Navigate Up
UPMC/University of Pittsburgh Schools of the Health Sciences

Senior Manager
Telephone: 412-578-9193 or 412-624-3212


UPMC Experts

Trevor Orchard

High Mortality Rate among African Americans with Type 1 Diabetes due Largely to Acute Complications, Say University of Pittsburgh Researchers

SAN FRANCISCO, June 17, 2002 — While the rate of deaths related to type 1 diabetes is declining in the overall population, mortality among African Americans with the disease remains higher than in whites, and acute complications such as diabetic coma are to blame, according to a study being conducted in Pittsburgh, Pa.

Preliminary results of the study were presented today at the American Diabetes Association's 62nd Scientific Sessions in San Francisco by Zsolt Bosnyak, a research fellow at the University of Pittsburgh Graduate School of Public Health (GSPH).

In the study, investigators are examining cause of death for 200 type 1 diabetic patients among a cohort of 1,261 patients diagnosed with type 1 diabetes between 1965 and 1979. At 20 years follow-up, 15 percent of the African American patients had died, compared with 6 percent of the white patients, with mortality from acute complications seven times higher in African Americans.

"These results, while preliminary, suggest an inadequacy in care for African Americans with type 1 diabetes," said Trevor Orchard, M.D., professor of epidemiology at the University of Pittsburgh GSPH and senior researcher on the study. "This could be a result of issues such as access to care, or the availability of monitoring supplies and appropriate education about diabetes. It is critical that further studies are undertaken to identify the reasons for this disparity."
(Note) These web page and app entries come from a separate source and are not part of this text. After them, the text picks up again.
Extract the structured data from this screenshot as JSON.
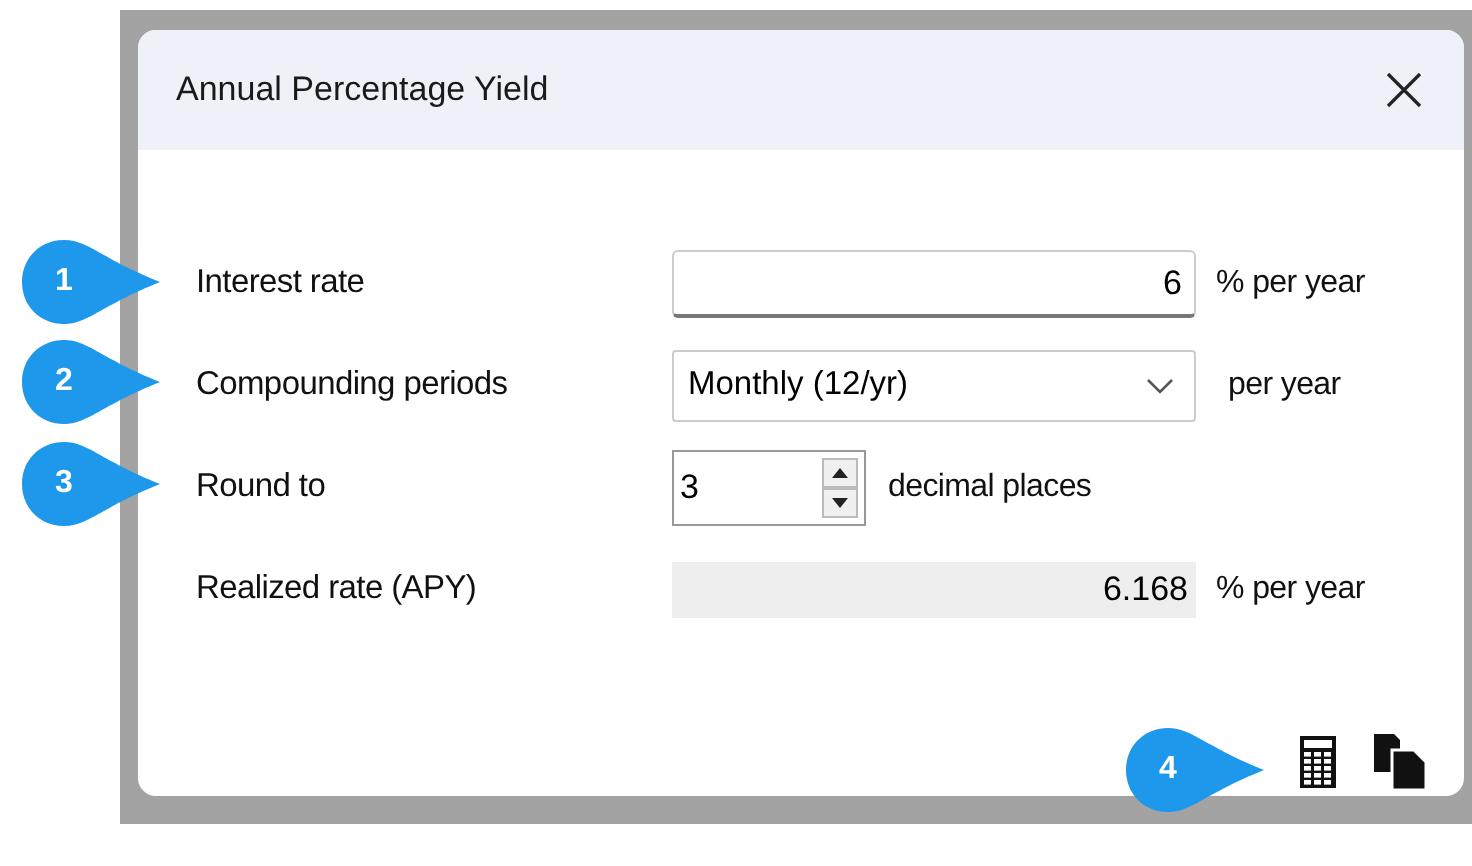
{
  "window": {
    "title": "Annual Percentage Yield"
  },
  "rows": [
    {
      "kind": "input",
      "label": "Interest rate",
      "value": "6",
      "unit": "% per year"
    },
    {
      "kind": "dropdown",
      "label": "Compounding periods",
      "value": "Monthly (12/yr)",
      "unit": "per year"
    },
    {
      "kind": "spinner",
      "label": "Round to",
      "value": "3",
      "unit": "decimal places"
    },
    {
      "kind": "readout",
      "label": "Realized rate (APY)",
      "value": "6.168",
      "unit": "% per year"
    }
  ],
  "callouts": [
    "1",
    "2",
    "3",
    "4"
  ]
}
©  UPMC | Affiliated with the University of Pittsburgh Schools of the Health Sciences
Supplemental content provided by A.D.A.M. Health Solutions. All rights reserved.

For help in finding a doctor or health service that suits your needs, call the UPMC Referral Service at 412-647-UPMC (8762) or 1-800-533-UPMC (8762). Select option 1.

UPMC is an equal opportunity employer. UPMC policy prohibits discrimination or harassment on the basis of race, color, religion, ancestry, national origin, age, sex, genetics, sexual orientation, marital status, familial status, disability, veteran status, or any other legally protected group status. Further, UPMC will continue to support and promote equal employment opportunity, human dignity, and racial, ethnic, and cultural diversity. This policy applies to admissions, employment, and access to and treatment in UPMC programs and activities. This commitment is made by UPMC in accordance with federal, state, and/or local laws and regulations.

Medical information made available on UPMC.com is not intended to be used as a substitute for professional medical advice, diagnosis, or treatment. You should not rely entirely on this information for your health care needs. Ask your own doctor or health care provider any specific medical questions that you have. Further, UPMC.com is not a tool to be used in the case of an emergency. If an emergency arises, you should seek appropriate emergency medical services.

For UPMC Mercy Patients: As a Catholic hospital, UPMC Mercy abides by the Ethical and Religious Directives for Catholic Health Care Services, as determined by the United States Conference of Catholic Bishops. As such, UPMC Mercy neither endorses nor provides medical practices and/or procedures that contradict the moral teachings of the Roman Catholic Church.

© UPMC
Pittsburgh, PA, USA UPMC.com